_Your task_. Show all lines from the data that include the word "base".

#### Data shown ####

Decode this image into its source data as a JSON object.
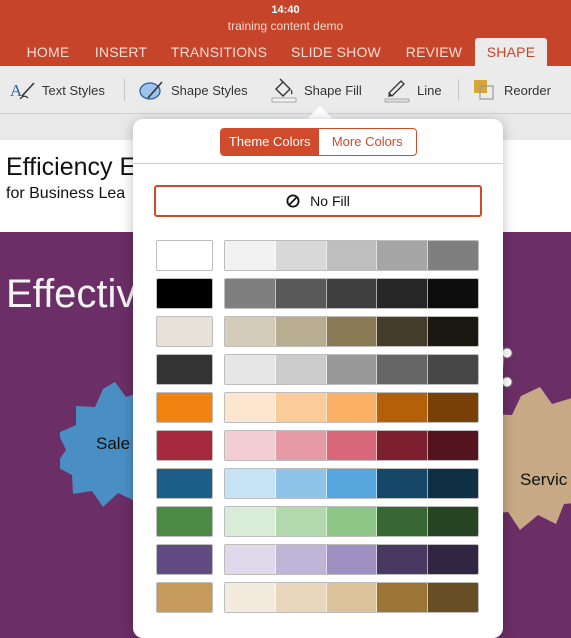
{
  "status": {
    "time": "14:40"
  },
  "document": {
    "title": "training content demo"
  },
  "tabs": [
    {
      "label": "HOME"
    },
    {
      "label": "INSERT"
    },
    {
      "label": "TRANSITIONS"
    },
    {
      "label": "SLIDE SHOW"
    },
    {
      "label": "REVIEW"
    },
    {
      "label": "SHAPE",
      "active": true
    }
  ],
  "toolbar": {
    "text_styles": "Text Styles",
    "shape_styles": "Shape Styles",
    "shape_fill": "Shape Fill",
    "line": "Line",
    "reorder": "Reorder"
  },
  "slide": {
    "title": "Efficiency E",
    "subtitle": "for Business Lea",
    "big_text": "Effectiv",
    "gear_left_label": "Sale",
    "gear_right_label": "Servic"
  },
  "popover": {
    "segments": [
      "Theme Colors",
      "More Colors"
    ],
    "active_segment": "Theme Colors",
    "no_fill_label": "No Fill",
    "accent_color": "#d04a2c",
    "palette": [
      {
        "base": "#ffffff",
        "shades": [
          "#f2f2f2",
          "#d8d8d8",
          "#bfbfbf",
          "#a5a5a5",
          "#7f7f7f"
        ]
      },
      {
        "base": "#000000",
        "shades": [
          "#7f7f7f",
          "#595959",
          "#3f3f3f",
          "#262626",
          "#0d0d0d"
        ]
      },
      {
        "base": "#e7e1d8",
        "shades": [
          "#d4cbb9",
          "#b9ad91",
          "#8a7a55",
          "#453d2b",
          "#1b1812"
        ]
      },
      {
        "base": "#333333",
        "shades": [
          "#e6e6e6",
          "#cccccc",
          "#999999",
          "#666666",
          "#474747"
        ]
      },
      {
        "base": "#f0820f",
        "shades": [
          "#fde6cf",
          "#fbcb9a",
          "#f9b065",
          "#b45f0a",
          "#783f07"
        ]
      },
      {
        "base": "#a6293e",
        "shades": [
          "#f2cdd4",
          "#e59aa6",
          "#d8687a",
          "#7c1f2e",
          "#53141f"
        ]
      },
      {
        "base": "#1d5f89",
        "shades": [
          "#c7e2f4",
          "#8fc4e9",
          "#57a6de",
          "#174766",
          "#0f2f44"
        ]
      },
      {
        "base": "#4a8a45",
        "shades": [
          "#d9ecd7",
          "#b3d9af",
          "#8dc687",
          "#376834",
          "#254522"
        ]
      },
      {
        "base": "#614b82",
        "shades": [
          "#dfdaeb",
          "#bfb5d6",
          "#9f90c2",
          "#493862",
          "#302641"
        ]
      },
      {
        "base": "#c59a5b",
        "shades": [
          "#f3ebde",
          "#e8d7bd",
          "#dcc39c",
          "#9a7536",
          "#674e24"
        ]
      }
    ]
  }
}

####

_Written response_.
        "base": "#ffffff",
        "base": "#000000",
        "base": "#e7e1d8",
        "base": "#333333",
        "base": "#f0820f",
        "base": "#a6293e",
        "base": "#1d5f89",
        "base": "#4a8a45",
        "base": "#614b82",
        "base": "#c59a5b",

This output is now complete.